National Youth Literacy Day
26th August 2010
August 26th is National Youth Literacy Day, a day focused on bringing awareness to the fundamental issue of youth education and literacy. Fordham University Press takes is passionate about literacy, and would like to spotlight the following four titles today:
Noted humanitarian and activist Dr. Kevin Cahill’s latest, Even in Chaos: Education in Times of Emergency, is a collection of essays written by world leaders and aid workers focusing on the vast importance of education and schools following destruction, natural disasters, war, and other catastrophes. (Now available in both paperback and hardcover)
The Dark Side of Literacy: Literature and Learning Not to Read is literary scholar Benjamin Bennett’s argument against the classical culture of reading. Since reading has long been thought to aid readers in understanding experiences they have not personally had, Bennett questions this association, calling attention to the fact that such an assumption can, in fact, be politically and morally dangerous. It’s an interesting, and not oft explored, side of the literacy issue.

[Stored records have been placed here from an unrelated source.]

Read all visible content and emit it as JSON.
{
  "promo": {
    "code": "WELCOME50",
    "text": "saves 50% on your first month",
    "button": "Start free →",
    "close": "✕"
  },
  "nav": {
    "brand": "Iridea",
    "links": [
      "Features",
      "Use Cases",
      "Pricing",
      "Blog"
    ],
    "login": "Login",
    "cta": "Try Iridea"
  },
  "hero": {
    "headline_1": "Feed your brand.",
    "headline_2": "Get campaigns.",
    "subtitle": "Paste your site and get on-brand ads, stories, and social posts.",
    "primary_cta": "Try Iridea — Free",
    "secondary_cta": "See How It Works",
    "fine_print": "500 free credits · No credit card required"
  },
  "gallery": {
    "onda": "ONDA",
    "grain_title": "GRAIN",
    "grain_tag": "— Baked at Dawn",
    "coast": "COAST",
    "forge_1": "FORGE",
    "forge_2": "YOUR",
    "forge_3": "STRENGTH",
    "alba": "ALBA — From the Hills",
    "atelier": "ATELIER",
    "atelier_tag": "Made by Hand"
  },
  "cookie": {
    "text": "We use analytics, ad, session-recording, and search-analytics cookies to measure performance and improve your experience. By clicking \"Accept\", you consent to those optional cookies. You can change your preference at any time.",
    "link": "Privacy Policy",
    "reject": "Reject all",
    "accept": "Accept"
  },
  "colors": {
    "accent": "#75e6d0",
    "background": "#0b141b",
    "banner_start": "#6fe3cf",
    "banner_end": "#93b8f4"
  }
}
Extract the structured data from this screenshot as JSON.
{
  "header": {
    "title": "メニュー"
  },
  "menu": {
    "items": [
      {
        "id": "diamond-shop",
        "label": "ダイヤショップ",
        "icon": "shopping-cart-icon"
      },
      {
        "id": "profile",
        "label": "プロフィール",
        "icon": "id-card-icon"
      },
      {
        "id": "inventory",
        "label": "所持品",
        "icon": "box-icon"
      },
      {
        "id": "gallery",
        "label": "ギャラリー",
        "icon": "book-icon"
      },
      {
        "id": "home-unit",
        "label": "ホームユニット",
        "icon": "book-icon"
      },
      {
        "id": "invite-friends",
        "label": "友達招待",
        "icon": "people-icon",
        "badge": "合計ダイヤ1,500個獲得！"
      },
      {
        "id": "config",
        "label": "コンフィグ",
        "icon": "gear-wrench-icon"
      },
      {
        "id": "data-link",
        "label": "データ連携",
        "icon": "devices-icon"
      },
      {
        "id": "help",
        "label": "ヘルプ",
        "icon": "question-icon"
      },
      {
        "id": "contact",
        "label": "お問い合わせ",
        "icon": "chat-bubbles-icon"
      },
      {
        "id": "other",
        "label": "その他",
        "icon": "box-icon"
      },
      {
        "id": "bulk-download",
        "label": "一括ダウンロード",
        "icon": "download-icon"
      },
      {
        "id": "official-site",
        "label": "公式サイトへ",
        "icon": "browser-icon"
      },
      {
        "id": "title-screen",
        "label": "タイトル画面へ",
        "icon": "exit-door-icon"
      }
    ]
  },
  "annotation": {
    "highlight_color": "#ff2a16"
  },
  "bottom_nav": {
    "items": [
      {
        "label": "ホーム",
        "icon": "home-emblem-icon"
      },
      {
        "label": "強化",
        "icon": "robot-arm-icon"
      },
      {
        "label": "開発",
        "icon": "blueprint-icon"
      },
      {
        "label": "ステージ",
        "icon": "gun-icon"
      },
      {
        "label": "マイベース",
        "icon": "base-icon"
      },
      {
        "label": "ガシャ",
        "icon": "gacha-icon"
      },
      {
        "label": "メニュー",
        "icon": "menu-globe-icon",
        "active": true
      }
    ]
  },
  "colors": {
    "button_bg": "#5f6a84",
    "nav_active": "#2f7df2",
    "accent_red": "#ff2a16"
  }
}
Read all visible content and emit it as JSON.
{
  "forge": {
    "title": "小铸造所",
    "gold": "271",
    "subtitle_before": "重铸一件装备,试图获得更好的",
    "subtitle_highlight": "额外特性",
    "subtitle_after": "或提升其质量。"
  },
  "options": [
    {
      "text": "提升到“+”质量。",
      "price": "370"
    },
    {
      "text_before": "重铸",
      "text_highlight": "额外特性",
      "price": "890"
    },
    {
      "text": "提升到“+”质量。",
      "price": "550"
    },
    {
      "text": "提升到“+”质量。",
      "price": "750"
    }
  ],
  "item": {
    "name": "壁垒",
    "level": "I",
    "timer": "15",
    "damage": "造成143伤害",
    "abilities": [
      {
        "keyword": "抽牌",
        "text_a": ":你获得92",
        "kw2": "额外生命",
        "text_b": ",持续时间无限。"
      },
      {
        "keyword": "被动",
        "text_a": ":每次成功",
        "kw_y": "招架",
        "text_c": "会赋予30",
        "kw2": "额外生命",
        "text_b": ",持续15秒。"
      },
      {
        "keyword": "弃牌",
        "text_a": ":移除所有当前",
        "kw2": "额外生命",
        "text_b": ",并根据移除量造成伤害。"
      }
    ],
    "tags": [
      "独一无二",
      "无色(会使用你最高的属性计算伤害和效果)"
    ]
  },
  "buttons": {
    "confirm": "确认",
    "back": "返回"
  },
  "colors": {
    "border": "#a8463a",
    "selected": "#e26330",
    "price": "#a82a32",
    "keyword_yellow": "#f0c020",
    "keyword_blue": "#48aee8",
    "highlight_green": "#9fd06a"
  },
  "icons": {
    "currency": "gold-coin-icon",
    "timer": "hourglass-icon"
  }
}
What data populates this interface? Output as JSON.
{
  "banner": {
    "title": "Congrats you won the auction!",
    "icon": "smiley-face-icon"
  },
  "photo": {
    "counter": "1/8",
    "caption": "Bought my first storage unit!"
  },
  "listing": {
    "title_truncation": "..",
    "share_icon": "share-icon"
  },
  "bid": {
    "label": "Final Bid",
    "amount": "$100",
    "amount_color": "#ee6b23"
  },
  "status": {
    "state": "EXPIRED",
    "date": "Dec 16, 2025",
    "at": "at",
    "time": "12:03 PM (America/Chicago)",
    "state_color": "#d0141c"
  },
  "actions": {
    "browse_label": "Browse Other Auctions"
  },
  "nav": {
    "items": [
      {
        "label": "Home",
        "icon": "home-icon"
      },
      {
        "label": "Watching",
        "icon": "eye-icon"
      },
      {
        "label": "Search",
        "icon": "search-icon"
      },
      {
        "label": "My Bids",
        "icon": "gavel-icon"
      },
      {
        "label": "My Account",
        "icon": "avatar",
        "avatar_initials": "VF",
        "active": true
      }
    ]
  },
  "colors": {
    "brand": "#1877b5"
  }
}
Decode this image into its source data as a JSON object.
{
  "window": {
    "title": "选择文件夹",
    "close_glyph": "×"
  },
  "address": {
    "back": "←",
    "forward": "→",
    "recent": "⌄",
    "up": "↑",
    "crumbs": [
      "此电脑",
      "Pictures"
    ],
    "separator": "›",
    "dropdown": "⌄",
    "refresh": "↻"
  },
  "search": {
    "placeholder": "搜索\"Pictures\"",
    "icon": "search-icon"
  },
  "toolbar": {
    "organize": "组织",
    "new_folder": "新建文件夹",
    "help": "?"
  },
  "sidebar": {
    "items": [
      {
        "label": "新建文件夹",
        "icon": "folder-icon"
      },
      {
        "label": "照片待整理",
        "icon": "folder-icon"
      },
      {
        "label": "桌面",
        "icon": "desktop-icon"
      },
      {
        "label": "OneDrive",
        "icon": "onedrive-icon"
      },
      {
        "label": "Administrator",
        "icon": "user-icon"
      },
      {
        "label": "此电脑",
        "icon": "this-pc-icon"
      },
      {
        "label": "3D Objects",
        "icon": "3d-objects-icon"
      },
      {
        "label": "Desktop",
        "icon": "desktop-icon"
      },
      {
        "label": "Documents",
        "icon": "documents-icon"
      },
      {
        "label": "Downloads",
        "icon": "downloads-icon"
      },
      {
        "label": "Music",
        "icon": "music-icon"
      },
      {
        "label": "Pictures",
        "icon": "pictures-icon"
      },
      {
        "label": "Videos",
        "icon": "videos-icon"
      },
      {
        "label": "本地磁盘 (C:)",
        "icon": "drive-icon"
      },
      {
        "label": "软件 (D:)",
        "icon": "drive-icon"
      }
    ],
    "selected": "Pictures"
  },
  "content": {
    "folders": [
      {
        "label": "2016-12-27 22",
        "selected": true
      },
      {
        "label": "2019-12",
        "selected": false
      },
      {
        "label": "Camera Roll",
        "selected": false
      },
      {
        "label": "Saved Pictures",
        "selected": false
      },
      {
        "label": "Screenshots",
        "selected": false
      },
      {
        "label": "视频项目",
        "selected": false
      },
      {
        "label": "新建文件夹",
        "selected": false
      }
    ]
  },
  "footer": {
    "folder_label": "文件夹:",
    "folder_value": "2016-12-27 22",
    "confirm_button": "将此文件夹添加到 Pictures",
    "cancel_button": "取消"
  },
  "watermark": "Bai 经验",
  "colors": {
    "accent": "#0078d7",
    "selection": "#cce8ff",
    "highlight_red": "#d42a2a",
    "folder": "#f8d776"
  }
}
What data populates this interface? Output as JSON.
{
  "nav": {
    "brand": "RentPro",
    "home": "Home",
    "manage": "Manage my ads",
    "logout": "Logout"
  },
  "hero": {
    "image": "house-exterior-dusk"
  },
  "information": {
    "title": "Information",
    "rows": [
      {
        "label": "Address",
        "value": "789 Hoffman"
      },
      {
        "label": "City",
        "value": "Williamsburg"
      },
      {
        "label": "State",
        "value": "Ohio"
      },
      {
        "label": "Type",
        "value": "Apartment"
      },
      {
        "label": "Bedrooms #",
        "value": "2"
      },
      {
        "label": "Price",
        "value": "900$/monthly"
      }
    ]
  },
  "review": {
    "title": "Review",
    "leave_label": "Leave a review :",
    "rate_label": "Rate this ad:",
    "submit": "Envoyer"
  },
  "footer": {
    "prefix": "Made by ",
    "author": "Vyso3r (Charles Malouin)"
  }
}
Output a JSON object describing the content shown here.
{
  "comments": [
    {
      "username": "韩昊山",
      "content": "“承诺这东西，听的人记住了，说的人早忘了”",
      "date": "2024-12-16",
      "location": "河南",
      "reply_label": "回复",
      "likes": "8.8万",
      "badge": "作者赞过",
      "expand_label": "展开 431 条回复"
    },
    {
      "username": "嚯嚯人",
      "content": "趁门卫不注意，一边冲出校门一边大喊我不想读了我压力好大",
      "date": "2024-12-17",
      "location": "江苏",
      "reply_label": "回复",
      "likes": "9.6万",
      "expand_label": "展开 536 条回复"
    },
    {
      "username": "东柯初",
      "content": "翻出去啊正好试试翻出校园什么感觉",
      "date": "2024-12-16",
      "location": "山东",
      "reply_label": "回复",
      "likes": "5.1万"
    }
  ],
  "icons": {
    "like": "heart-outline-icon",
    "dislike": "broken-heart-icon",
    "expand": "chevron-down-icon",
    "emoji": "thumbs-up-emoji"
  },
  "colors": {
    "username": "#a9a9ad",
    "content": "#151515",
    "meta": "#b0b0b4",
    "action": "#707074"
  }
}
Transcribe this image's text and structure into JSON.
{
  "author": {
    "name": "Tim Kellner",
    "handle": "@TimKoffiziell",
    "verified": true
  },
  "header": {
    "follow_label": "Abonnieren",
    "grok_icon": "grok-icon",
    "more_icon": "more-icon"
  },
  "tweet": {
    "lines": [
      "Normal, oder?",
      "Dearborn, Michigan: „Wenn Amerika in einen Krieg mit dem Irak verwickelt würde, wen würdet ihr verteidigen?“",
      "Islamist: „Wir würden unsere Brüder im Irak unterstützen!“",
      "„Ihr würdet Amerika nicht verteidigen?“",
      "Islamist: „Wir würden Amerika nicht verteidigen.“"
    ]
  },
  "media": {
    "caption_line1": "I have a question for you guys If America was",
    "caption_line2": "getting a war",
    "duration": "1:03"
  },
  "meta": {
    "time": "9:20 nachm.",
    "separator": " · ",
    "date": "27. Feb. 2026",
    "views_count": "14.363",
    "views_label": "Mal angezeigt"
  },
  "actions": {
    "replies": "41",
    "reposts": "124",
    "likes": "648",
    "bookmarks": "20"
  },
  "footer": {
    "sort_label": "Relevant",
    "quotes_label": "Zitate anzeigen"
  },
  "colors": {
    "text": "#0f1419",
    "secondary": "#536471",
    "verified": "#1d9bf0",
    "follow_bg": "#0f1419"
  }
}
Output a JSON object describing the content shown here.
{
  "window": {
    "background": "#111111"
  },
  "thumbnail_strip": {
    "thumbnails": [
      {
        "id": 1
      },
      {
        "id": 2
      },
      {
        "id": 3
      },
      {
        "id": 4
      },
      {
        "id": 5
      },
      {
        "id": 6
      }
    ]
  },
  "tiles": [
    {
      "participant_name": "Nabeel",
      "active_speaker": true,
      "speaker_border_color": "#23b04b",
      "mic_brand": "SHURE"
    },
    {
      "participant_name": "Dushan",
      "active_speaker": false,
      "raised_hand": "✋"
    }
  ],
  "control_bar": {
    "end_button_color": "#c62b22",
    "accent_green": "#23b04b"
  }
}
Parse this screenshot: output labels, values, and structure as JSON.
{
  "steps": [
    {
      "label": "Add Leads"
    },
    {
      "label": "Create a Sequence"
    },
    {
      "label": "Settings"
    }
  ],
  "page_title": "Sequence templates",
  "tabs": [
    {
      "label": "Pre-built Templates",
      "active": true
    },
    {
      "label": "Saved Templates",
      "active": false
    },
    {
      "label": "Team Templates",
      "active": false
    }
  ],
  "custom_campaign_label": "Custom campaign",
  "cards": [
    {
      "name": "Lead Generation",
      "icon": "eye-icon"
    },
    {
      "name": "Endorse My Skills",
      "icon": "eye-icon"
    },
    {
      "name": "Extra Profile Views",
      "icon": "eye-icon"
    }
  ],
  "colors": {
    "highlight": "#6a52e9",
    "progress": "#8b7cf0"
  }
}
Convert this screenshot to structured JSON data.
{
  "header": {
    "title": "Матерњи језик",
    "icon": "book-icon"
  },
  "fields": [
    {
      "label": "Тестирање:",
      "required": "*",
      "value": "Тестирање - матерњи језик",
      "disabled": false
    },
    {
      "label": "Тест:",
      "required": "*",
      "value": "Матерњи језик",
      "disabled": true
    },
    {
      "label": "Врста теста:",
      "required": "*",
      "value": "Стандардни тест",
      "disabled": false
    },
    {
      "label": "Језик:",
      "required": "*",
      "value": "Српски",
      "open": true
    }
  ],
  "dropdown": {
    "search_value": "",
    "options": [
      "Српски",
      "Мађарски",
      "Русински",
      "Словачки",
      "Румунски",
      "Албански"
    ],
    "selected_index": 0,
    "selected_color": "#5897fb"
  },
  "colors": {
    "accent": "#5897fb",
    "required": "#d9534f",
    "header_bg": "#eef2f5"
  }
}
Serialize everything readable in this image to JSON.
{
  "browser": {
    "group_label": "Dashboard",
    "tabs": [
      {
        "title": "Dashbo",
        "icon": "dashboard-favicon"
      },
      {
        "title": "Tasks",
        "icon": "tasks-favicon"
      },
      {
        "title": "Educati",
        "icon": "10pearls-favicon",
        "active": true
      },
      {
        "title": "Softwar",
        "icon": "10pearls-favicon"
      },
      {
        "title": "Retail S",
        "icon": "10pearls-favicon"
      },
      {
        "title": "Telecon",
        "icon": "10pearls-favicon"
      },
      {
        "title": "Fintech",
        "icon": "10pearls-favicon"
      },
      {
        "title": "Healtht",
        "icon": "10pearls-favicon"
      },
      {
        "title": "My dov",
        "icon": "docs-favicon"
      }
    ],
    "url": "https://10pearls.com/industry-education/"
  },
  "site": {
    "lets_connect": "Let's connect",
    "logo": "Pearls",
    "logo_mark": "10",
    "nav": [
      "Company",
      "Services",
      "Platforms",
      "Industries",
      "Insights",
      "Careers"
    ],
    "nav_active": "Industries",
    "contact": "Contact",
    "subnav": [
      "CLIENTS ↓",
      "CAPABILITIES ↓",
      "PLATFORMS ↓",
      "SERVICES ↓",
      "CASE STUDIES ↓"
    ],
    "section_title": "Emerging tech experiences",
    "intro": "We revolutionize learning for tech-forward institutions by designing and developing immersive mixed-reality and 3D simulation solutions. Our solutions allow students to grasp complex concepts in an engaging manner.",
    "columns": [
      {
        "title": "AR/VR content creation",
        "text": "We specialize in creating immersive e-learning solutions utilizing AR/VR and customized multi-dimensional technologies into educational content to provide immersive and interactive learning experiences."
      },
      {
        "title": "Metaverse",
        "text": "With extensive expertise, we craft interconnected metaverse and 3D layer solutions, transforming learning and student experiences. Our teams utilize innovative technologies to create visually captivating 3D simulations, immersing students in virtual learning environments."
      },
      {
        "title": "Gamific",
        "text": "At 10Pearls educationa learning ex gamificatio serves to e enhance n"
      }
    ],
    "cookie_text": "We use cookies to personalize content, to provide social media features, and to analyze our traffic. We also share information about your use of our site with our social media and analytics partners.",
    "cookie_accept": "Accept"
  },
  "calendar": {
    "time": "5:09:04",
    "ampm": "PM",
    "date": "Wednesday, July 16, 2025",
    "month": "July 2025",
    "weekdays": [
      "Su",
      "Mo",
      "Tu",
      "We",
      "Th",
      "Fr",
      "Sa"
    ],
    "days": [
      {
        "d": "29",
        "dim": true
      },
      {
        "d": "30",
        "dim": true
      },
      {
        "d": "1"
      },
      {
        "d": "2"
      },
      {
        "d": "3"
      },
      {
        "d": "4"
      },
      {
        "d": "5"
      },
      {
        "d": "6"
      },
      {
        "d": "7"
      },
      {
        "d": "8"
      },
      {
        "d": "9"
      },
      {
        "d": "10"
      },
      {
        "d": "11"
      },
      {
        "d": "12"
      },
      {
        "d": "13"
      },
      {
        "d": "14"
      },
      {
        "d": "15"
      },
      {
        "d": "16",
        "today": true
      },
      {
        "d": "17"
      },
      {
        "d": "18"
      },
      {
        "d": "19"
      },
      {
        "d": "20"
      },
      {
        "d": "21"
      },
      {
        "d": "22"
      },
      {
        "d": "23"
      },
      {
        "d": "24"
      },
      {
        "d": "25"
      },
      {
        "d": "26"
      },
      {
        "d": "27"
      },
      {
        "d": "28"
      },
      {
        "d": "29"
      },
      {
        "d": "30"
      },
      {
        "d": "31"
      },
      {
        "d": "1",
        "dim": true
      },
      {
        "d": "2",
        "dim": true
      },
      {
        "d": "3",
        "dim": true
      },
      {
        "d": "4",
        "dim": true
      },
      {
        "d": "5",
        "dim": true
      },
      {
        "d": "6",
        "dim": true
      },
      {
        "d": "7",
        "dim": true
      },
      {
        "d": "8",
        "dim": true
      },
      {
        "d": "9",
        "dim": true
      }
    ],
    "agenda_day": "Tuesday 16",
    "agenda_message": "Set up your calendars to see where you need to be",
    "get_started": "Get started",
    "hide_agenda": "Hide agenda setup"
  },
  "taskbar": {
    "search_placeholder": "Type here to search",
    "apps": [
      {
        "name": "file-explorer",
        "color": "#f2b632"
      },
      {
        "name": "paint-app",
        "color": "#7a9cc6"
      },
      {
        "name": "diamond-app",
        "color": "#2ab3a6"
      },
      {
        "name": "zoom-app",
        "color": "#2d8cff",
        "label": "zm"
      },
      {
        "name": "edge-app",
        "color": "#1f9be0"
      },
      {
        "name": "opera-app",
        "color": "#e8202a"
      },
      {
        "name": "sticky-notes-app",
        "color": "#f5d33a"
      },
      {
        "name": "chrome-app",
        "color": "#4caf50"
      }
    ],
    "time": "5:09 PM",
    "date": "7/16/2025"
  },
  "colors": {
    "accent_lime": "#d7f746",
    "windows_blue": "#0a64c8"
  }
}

Around the Book: Systems and Literacy is publishing in November, 2010. In it, Henry Sussman examines the past, present, and future of the book as a medium of information in an age of rapidly changing media. Through complex analysis of the nature of the book, Sussman concludes that the book is still a vital part of our culture–read it to learn all of the ways in which books still impact the way we live today.
The Pleasures of Memory: Learning to Read with Charles Dickens , publishing in February 2011, is Sarah Winter’s examination of just how Charles Dickens came to lodge himself into the global collective reading culture. She elucidates his methods, spotlighting his publishing process of serialization, his establishment of his authority as an author, and the ways in which his serialized fiction made use of memory and other senses, thus establishing his work as the very foundation of what think of as “reading” and “fiction” today.